EXERCISE PROMPT — Report every line of the entries that contains the word "caption".

Dataset rows for apps and sites —
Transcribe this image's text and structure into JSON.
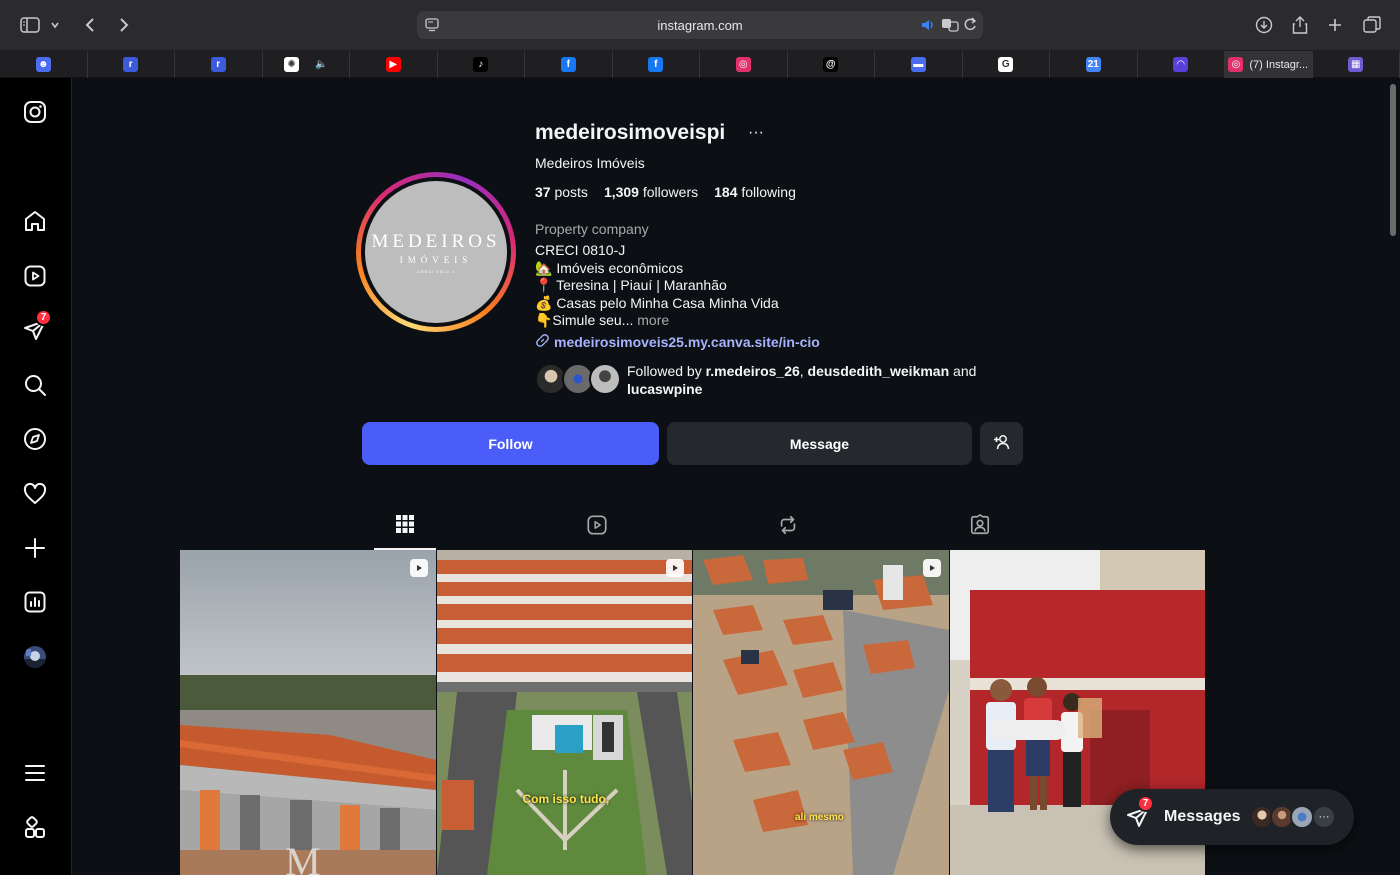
{
  "browser": {
    "url": "instagram.com",
    "active_tab_title": "(7) Instagr..."
  },
  "tabs": [
    {
      "name": "reddit-like-tab",
      "color": "#4b6cf0",
      "glyph": "☻"
    },
    {
      "name": "tab-blue-1",
      "color": "#3b5bdb",
      "glyph": "r"
    },
    {
      "name": "tab-blue-2",
      "color": "#3b5bdb",
      "glyph": "r"
    },
    {
      "name": "tab-chatgpt",
      "color": "#ffffff",
      "glyph": "✺"
    },
    {
      "name": "tab-youtube",
      "color": "#ff0000",
      "glyph": "▶"
    },
    {
      "name": "tab-tiktok",
      "color": "#000000",
      "glyph": "♪"
    },
    {
      "name": "tab-facebook-1",
      "color": "#1877f2",
      "glyph": "f"
    },
    {
      "name": "tab-facebook-2",
      "color": "#1877f2",
      "glyph": "f"
    },
    {
      "name": "tab-instagram",
      "color": "#e1306c",
      "glyph": "◎"
    },
    {
      "name": "tab-threads",
      "color": "#000000",
      "glyph": "@"
    },
    {
      "name": "tab-car",
      "color": "#4b6cf0",
      "glyph": "▬"
    },
    {
      "name": "tab-google",
      "color": "#ffffff",
      "glyph": "G"
    },
    {
      "name": "tab-calendar",
      "color": "#4285f4",
      "glyph": "21"
    },
    {
      "name": "tab-arc",
      "color": "#5b3fd9",
      "glyph": "◠"
    },
    {
      "name": "tab-active-instagram",
      "color": "#e1306c",
      "glyph": "◎"
    },
    {
      "name": "tab-last",
      "color": "#6d5bd0",
      "glyph": "▦"
    }
  ],
  "nav": {
    "notifications_badge": "7"
  },
  "profile": {
    "username": "medeirosimoveispi",
    "full_name": "Medeiros Imóveis",
    "posts_count": "37",
    "posts_label": "posts",
    "followers_count": "1,309",
    "followers_label": "followers",
    "following_count": "184",
    "following_label": "following",
    "category": "Property company",
    "bio_lines": [
      "CRECI 0810-J",
      "🏡 Imóveis econômicos",
      "📍 Teresina | Piauí | Maranhão",
      "💰 Casas pelo Minha Casa Minha Vida",
      "👇Simule seu..."
    ],
    "bio_more": "more",
    "link": "medeirosimoveis25.my.canva.site/in-cio",
    "followed_by_prefix": "Followed by",
    "followed_by_1": "r.medeiros_26",
    "followed_by_sep": ",",
    "followed_by_2": "deusdedith_weikman",
    "followed_by_and": "and",
    "followed_by_3": "lucaswpine",
    "avatar_brand": "MEDEIROS",
    "avatar_brand_sub": "IMÓVEIS",
    "avatar_brand_small": "CRECI 0810-J"
  },
  "actions": {
    "follow": "Follow",
    "message": "Message"
  },
  "posts": [
    {
      "caption": "",
      "reel": true
    },
    {
      "caption": "Com isso tudo,",
      "reel": true
    },
    {
      "caption": "ali mesmo",
      "reel": true
    },
    {
      "caption": "",
      "reel": false
    }
  ],
  "messages": {
    "label": "Messages",
    "badge": "7"
  }
}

ANSWER SPACE —
      "caption": "",
      "caption": "Com isso tudo,",
      "caption": "ali mesmo",
      "caption": "",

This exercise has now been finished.